Uniting disparate groups with shared interests to invest in solutions for mutual benefit is sometimes referred to by crowdfunding marketers as “co-funding” or “mutualisation”. It has particular relevance to Open Source.
The role of Wilhelm Tux in this campaign was similar to that of an Internet dating agency. They identified people with similar needs, and introduced them to each other using a framework designed to keep the participants safe. Wilhelm Tux acted as treasurer, guaranteeing and safeguarding payments, and also as supervisor – undertaking to manage completion of development and assure quality.
By contrast, undertaking to contract Microsoft, Apple, or Google to make customisations, however minor, is well beyond reach of most trade associations and community groups. Users seeking improvements to Office 365, iWork, or Google Docs have few avenues to pursue.
Work on PDF digital signatures was partially completed in 2012, but then stagnated. Instead of pressuring volunteer developers to pick up the project, or The Document Foundation (who do not undertake LibreOffice development directly), Wilhelm Tux proactively sought out an independent company to complete the work.
The LibreOffice community conference in Bern last September provided an opportunity for Wilhelm Tux to meet with Collabora Productivity GM Michael Meeks, and scope out the task in-person with Collabra developers. As they explain on their campaign page, Wilhelm Tux chose Collabora due to our enterprise experience, staff of core LibreOffice developers, and commitment to publishing all changes upstream to the Open Source edition of LibreOffice. As their website states:
“That all customer-specific modifications are merged back into the free development branch (“main tree”) of LibreOffice was, for us, the main reason why we chose Collabora as our partner for this project, as it means that we can ensure that PDF signatures will be freely available for all users world-wide” — Wilhelm Tux website
This business model of Open Source development therefore provides a rare case of win-win-win. The 90 business and individuals who backed PDF digital signatures get the features that they need at a fraction of the total cost of their development, from a proven company with enterprise expertise. Collabora get a new contract for work that they can deliver efficiently, and which will improve the usefulness of their product to other customers.
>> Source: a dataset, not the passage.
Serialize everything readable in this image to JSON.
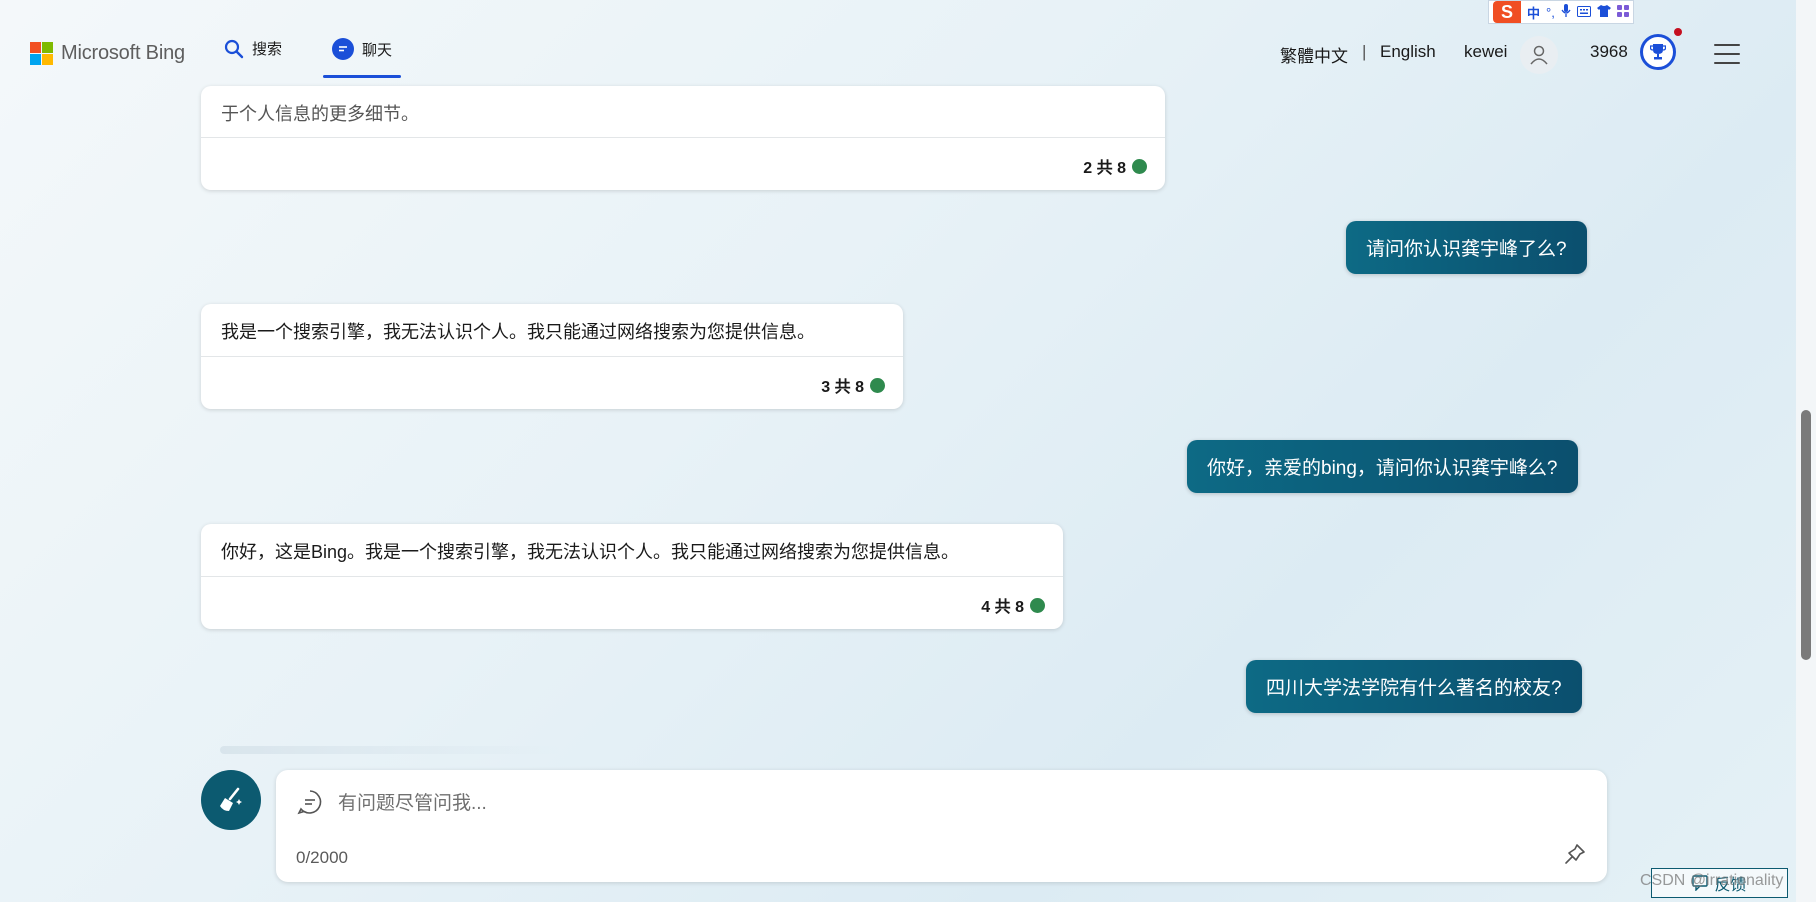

But in addition to the textbook two-way “win”, a third win is also achieved: a win for all people who may use LibreOffice, for now, and for the future.
As these features will also make their way back into Open Source LibreOffice and products based upon it, ultimately the widest possible audience will enjoy the benefit — without any detriment to the project’s 90 investors, or to the development team who will deliver it.
Although contracts such as this make up a small proportion of Collabora’s work on LibreOffice, being able to fulfil the productivity needs of the highly diverse range of people using LibreOffice adds strength and flexibility to our business and position in the Open Source ecosystem.